Daily Reform, Day 69
Galatians 2:4-5 & James 2:14-26
From the Reformer
Paul here explains his motive for going up to Jerusalem. He did not go to Jerusalem to be instructed or confirmed in his Gospel by the other apostles. He went to Jerusalem in order to preserve the true Gospel for the Galatian churches and for all the churches of the Gentiles.
When Paul speaks of the truth of the Gospel he implies by contrast a false gospel. The false apostles also had a gospel, but it was an untrue gospel. “In holding out against them,” says Paul, “I conserved the truth of the pure Gospel.”
Now the true Gospel has it that we are justified by faith alone, without the deeds of the Law. The false gospel has it that we are justified by faith, but not without the deeds of the Law. The false apostles preached a conditional gospel.
So do the papists. They admit that faith is the foundation of salvation. But they add the conditional clause that faith can save only when it is furnished with good works. This is wrong. The true Gospel declares that good works are the embellishment of faith, but that faith itself is the gift and work of God in our hearts. Faith is able to justify, because it apprehends Christ, the Redeemer.
—Martin Luther, Commentary on the Epistle to the Galatians
Pulling It Together
Just as there is the “true Gospel” and “false gospels” there is true faith and false faith. False faith is simply religion. Some people go to church but have never gone to God. This is religion or false faith. Some people have gone to the altar but never sacrificed their hearts to God. They are religious people but have no faith. Some people have been baptized but have never begun to live to God. This is merely religion.
James tells us what we instinctively know: many people insist that they have faith, as the majority of Americans tell surveyors. Polls vary with up to 95% of Americans saying that they believe in God. In other words, they have faith there is a God but their faith is substantiated only by their personal value systems. Most have no idea who God is or how he is involved in their lives. Indeed, the majority believe he is not engaged with the world at all.
People may say they have faith but without works that faith is false. (Jam 2:17) That dead, false faith is not faith at all. I daresay that if James were here saying it, the word “faith” in the last sentence of James 2:14 would be said sarcastically. We might indicate it is not faith at all by writing the sentence in a way the New Testament writers could not: Can that “faith” save him?

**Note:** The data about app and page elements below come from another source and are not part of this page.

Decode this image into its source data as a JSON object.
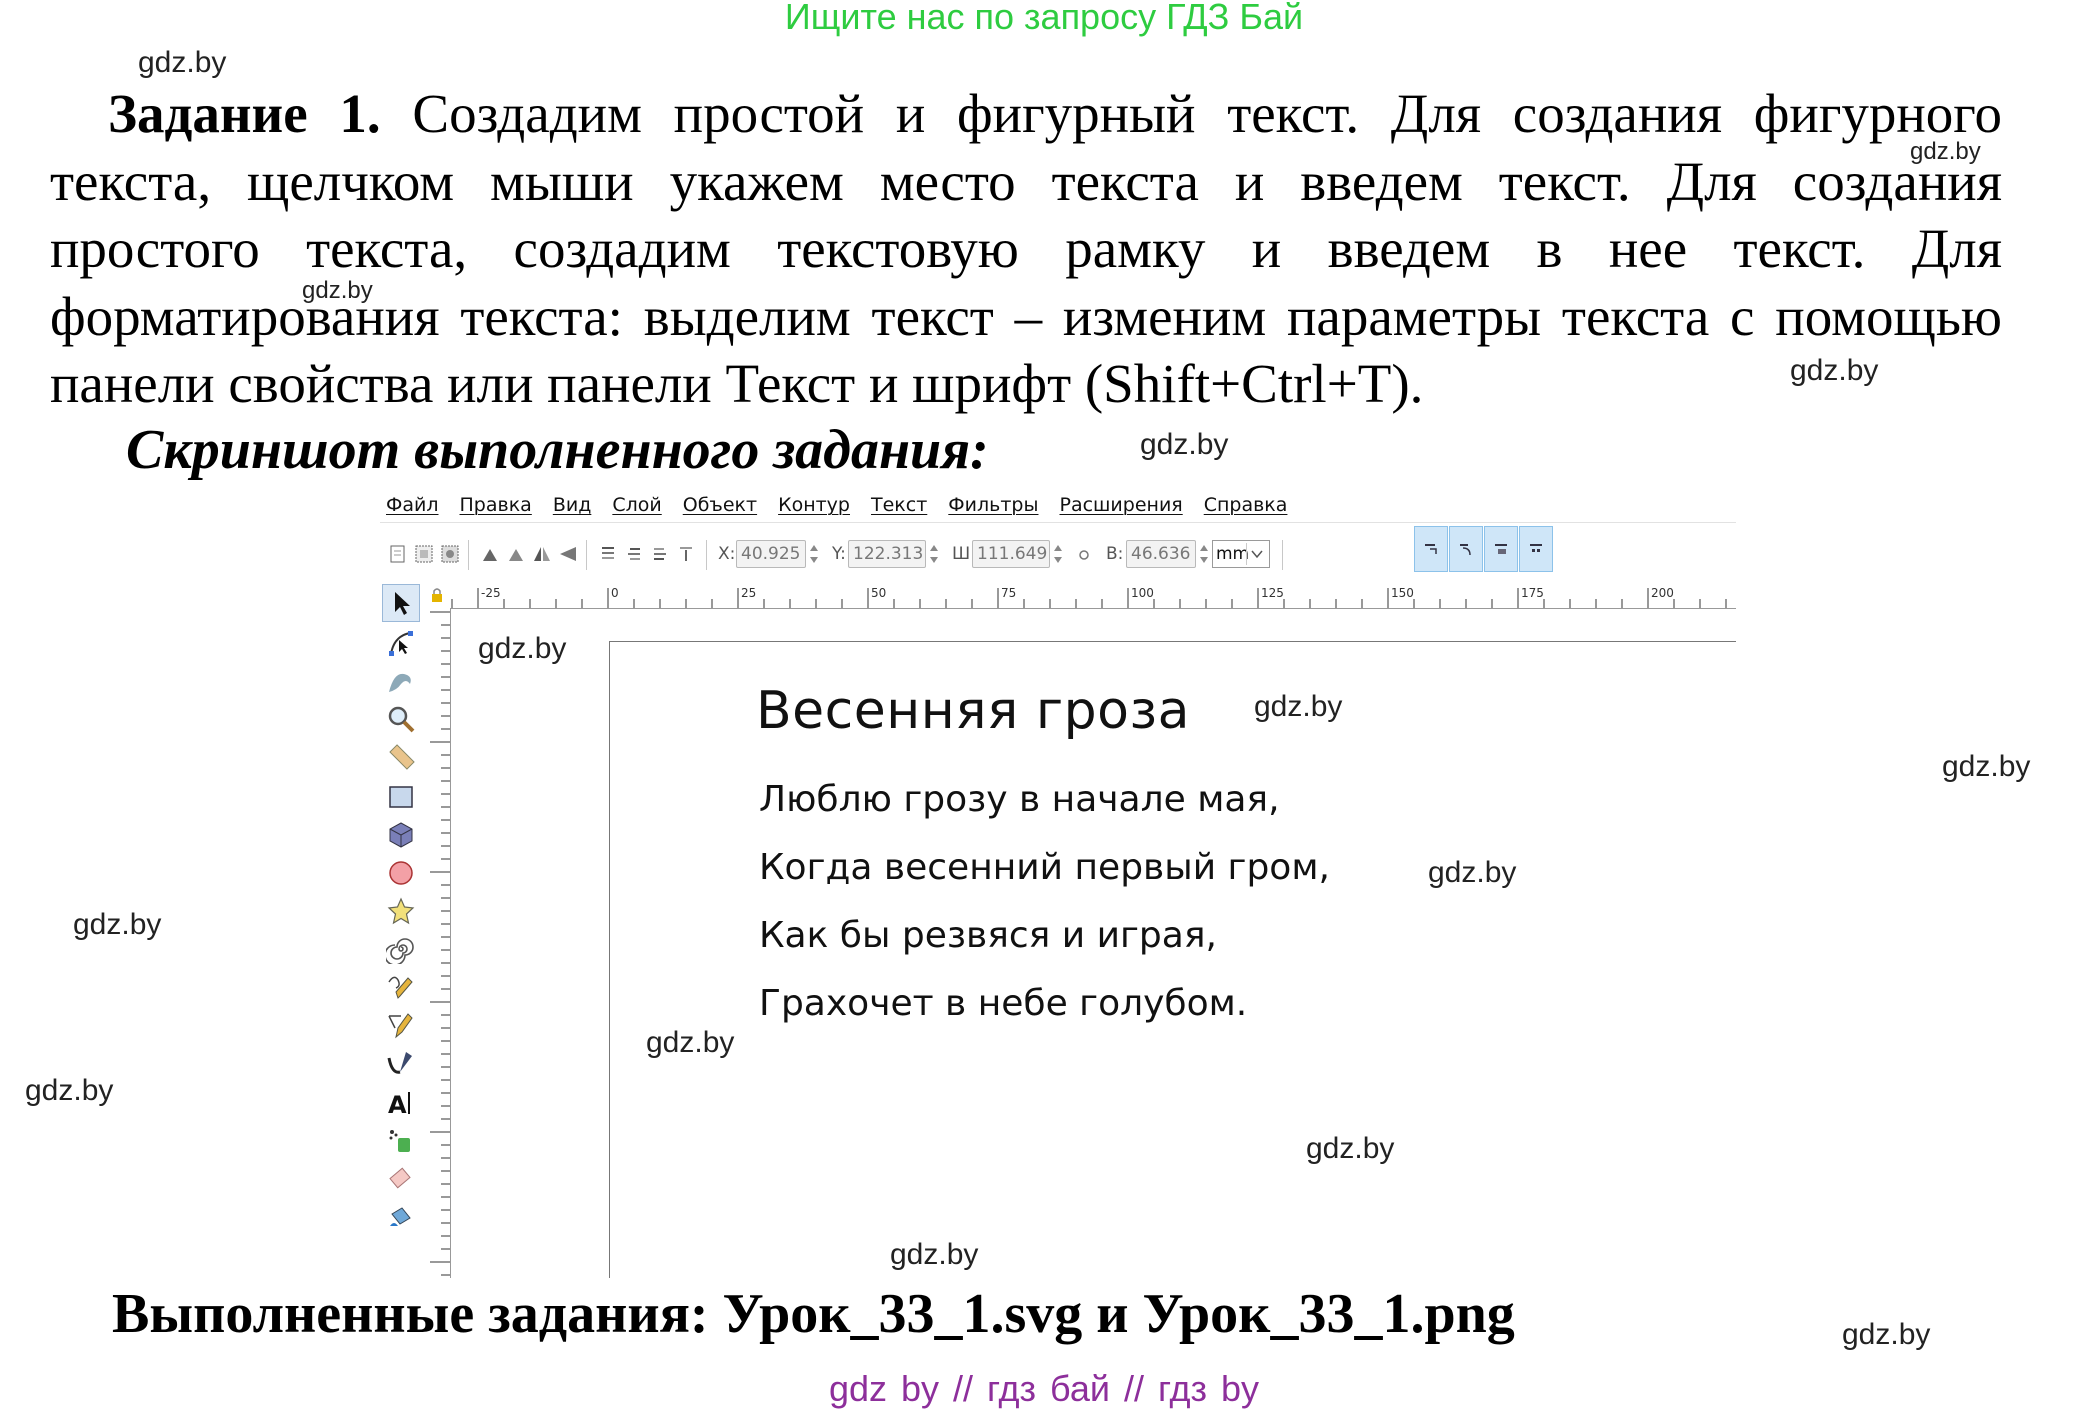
{
  "banner": "Ищите нас по запросу ГДЗ Бай",
  "watermark": "gdz.by",
  "task": {
    "title": "Задание 1.",
    "body": "Создадим простой и фигурный текст. Для создания фигурного текста, щелчком мыши укажем место текста и введем текст. Для создания простого текста, создадим текстовую рамку и введем в нее текст. Для форматирования текста: выделим текст – изменим параметры текста с помощью панели свойства или панели Текст и шрифт (Shift+Ctrl+T)."
  },
  "screenshot_heading": "Скриншот выполненного задания:",
  "inkscape": {
    "menu": [
      "Файл",
      "Правка",
      "Вид",
      "Слой",
      "Объект",
      "Контур",
      "Текст",
      "Фильтры",
      "Расширения",
      "Справка"
    ],
    "toolbar": {
      "x_label": "X:",
      "x_value": "40.925",
      "y_label": "Y:",
      "y_value": "122.313",
      "w_label": "Ш:",
      "w_value": "111.649",
      "h_label": "В:",
      "h_value": "46.636",
      "unit": "mm"
    },
    "ruler_top_ticks": [
      "-25",
      "0",
      "25",
      "50",
      "75",
      "100",
      "125",
      "150",
      "175",
      "200"
    ],
    "canvas_title": "Весенняя гроза",
    "poem": [
      "Люблю грозу в начале мая,",
      "Когда весенний первый гром,",
      "Как бы резвяся и играя,",
      "Грахочет в небе голубом."
    ]
  },
  "done_line": "Выполненные задания: Урок_33_1.svg и Урок_33_1.png",
  "footer": "gdz by  //  гдз бай  //  гдз by",
  "colors": {
    "banner": "#2ecc40",
    "footer": "#8d2f9b",
    "snap_active": "#cfe6f8"
  }
}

Real faith, true faith produces results. But faith does not require them. It is perhaps a fine line but fine lines are important. They are, after all, lines. It cannot be faith in God if it requires anything from anyone else. But it is not true faith if nothing comes of it. You do not need to be baptized to be saved; your faith in Christ saves you. But if it is true faith, baptism will follow (and a good many other things). One is not saved when she makes it to the altar. Saving faith drove her to that altar. One is not saved at the moment he comes up from the baptismal waters. True saving faith drove him to the water of obedience.
Yes, many believers should produce more works of faith. They should get to work. The world might be a better place. Their lives would surely change and their churches become lively. Yes! Get to work. But do not depend upon your work or hold it conditionally over the lives of others. Faith. Alone. Saves.
© Mark E. Ryman, Daily Reform: Devotions with the Reformers